Noticing an influx of art in the town, Nielsen said the surrounding area of Chewelah and its beauty along with a wealth of performing arts in the city made it an interesting place for an art gallery. Currently, his connections with other artists and the talent around the town have allowed him to book 50 percent of artists locally and 50 percent regionally.
Tim spent time teaching silver-smithing in Taos, New Mexico and it had over 100 galleries in a town with a population of 6,700.
“The thing was it had two ski hills within 40 minutes and great food everywhere. It was just a confluence of great culture,” Nielsen said.

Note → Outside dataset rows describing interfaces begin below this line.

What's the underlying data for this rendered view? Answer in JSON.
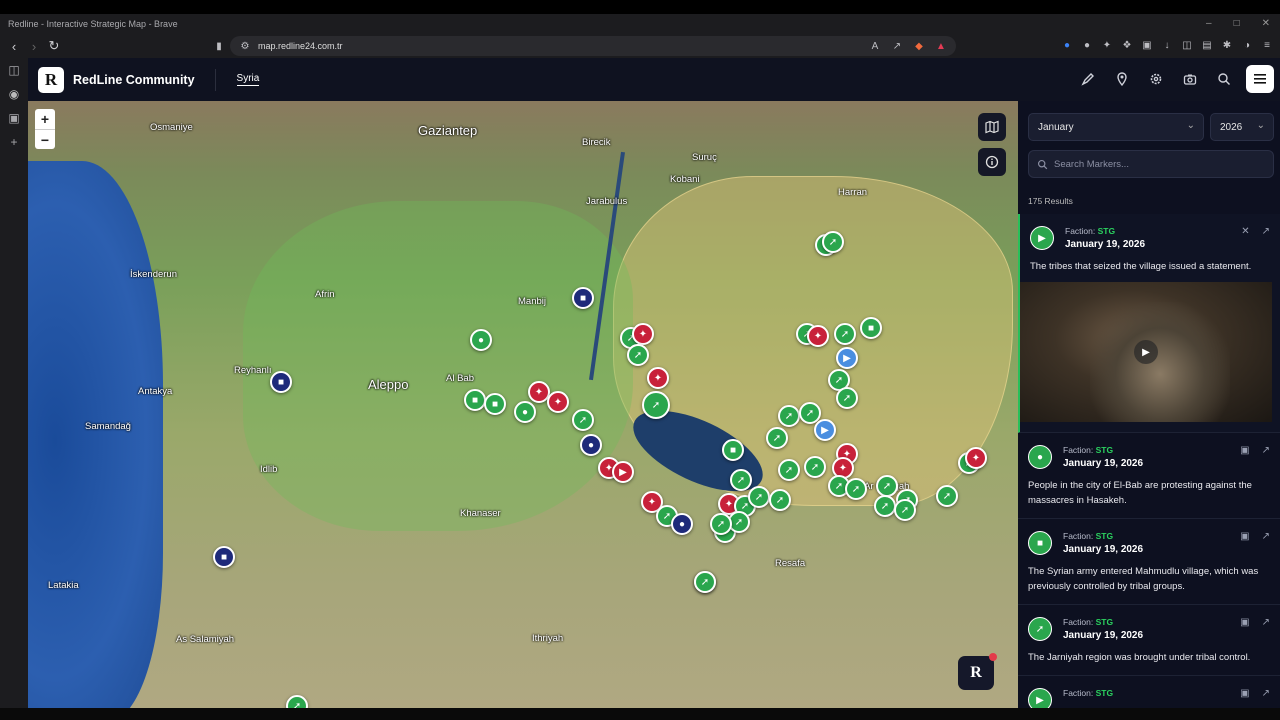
{
  "browser": {
    "window_title": "Redline - Interactive Strategic Map - Brave",
    "url": "map.redline24.com.tr"
  },
  "header": {
    "brand": "RedLine Community",
    "logo_letter": "R",
    "region_tab": "Syria"
  },
  "map": {
    "zoom_in": "+",
    "zoom_out": "−",
    "badge_letter": "R",
    "cities": [
      {
        "name": "Gaziantep",
        "big": true
      },
      {
        "name": "Osmaniye"
      },
      {
        "name": "Aleppo",
        "big": true
      },
      {
        "name": "İskenderun"
      },
      {
        "name": "Antakya"
      },
      {
        "name": "Latakia"
      },
      {
        "name": "Afrin"
      },
      {
        "name": "Idlib"
      },
      {
        "name": "Jarabulus"
      },
      {
        "name": "Kobani"
      },
      {
        "name": "Suruç"
      },
      {
        "name": "Birecik"
      },
      {
        "name": "Harran"
      },
      {
        "name": "Reyhanlı"
      },
      {
        "name": "Samandağ"
      },
      {
        "name": "Manbij"
      },
      {
        "name": "Al Bab"
      },
      {
        "name": "Resafa"
      },
      {
        "name": "As Salamiyah"
      },
      {
        "name": "Khanaser"
      },
      {
        "name": "Ithriyah"
      },
      {
        "name": "Ar Raqqah"
      }
    ]
  },
  "panel": {
    "month": "January",
    "year": "2026",
    "search_placeholder": "Search Markers...",
    "results": "175 Results",
    "faction_label": "Faction:",
    "items": [
      {
        "faction": "STG",
        "date": "January 19, 2026",
        "text": "The tribes that seized the village issued a statement.",
        "icon": "megaphone-icon",
        "has_video": true
      },
      {
        "faction": "STG",
        "date": "January 19, 2026",
        "text": "People in the city of El-Bab are protesting against the massacres in Hasakeh.",
        "icon": "people-icon",
        "has_video": false
      },
      {
        "faction": "STG",
        "date": "January 19, 2026",
        "text": "The Syrian army entered Mahmudlu village, which was previously controlled by tribal groups.",
        "icon": "truck-icon",
        "has_video": false
      },
      {
        "faction": "STG",
        "date": "January 19, 2026",
        "text": "The Jarniyah region was brought under tribal control.",
        "icon": "rifle-icon",
        "has_video": false
      },
      {
        "faction": "STG",
        "date": "",
        "text": "",
        "icon": "megaphone-icon",
        "has_video": false
      }
    ]
  },
  "colors": {
    "stg_green": "#2aa64d",
    "hostile_red": "#c8213a",
    "navy": "#1e2a7a",
    "blue": "#4a8ee0"
  }
}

The Portland-area artist wanted to capture that same feeling. The back of his shop serves his work space for jewlery, while the front is perfect for the gallery.
“I thought it would work well for a rotating show,” Nielsen said. “It takes about 15-20 pieces of art for a new show to fill the gallery.”
It has since proven to be a good fit for the First Thursday event. While galleries in Seattle usually take 50 percent of sold art, some even asking for 60 percent of sales, Trails End asks for just 25 percent to add incentive for artists.
For some artists, it was their first show. Nielsen said when he went to art school they didn’t teach gallery management or how to approach galleries as an artist. They do a better job of that now but he still sees Trails End Gallery as an opportunity for artists to ease into the gallery scene.
“This is education for the artists and also for the town to learn the narrative of the artists,” Nielsen said. “I took art history in school and it made all the difference when I went to France to study and went to their museums. I had a greater appreciation for what I was seeing.”
Nielsen said he is trying to get the gallery more established in town and has enjoyed the feedback with the First Thursday event.
“If you looked at David Govedare’s show that was his first in his hometown,” Nielsen said. “That was nice for him to be in his backyard and it was nice for people to take him in as the hometown artist.”
Earlier this year, Govedare, known for his work in many states including the Vantage Horses and the Bloomsday Runners, delivered his artists lecture to a standing-room only crowd at Quartzite Brewing Company.
The February show saw Dave Andersen deliver the first artist lecture on a Wednesday. That tradition has continued through the year and Nielsen thinks that this gives the monthly event a whole different level.
“We have Spokane Falls art professor Thomas O’Day for the March and April show. He will come up for a lecture and I hope that some of his students come up, see the gallery and also want to do a show since I can provide the space,” Nielsen said.
CONTINUING TO KEEP CHEWELAH CREATIVE
PACA, the JJSHS art and theatre programs, Park Avenue Players, the Chewelah Arts Guild and KCHW are just a few ways that the Chewelah community has expressed itself artfully. Nielsen is trying to continue to tap into that creativity. Every show so far has been an artist with a different medium whether it be sculpting, photography, different types of paintings or jewelry.
“It’s my job to keep things fresh,” Nielsen said.
An average of 30 people have visited each show on First Thursday. Nielsen said while that’s a fraction of townspeople, it’s still promising and he also hopes to pull people in from surrounding communities.
The gallery, Nielsen said, it also something that he hopes he can do for a long time, when he and his wife are semi-retired.
Selling online at Silverkraftdesigns.com and with his out-of-state clients has kept him busy, and he’s also very appreciative of Chewelah’s reaction to having a jeweler in town.
Dec. 1 will be a good night to catch up on all that is going on at Trails End Gallery. Nielsen will continue to work to bring good art to the town and keep local artists in the spotlight.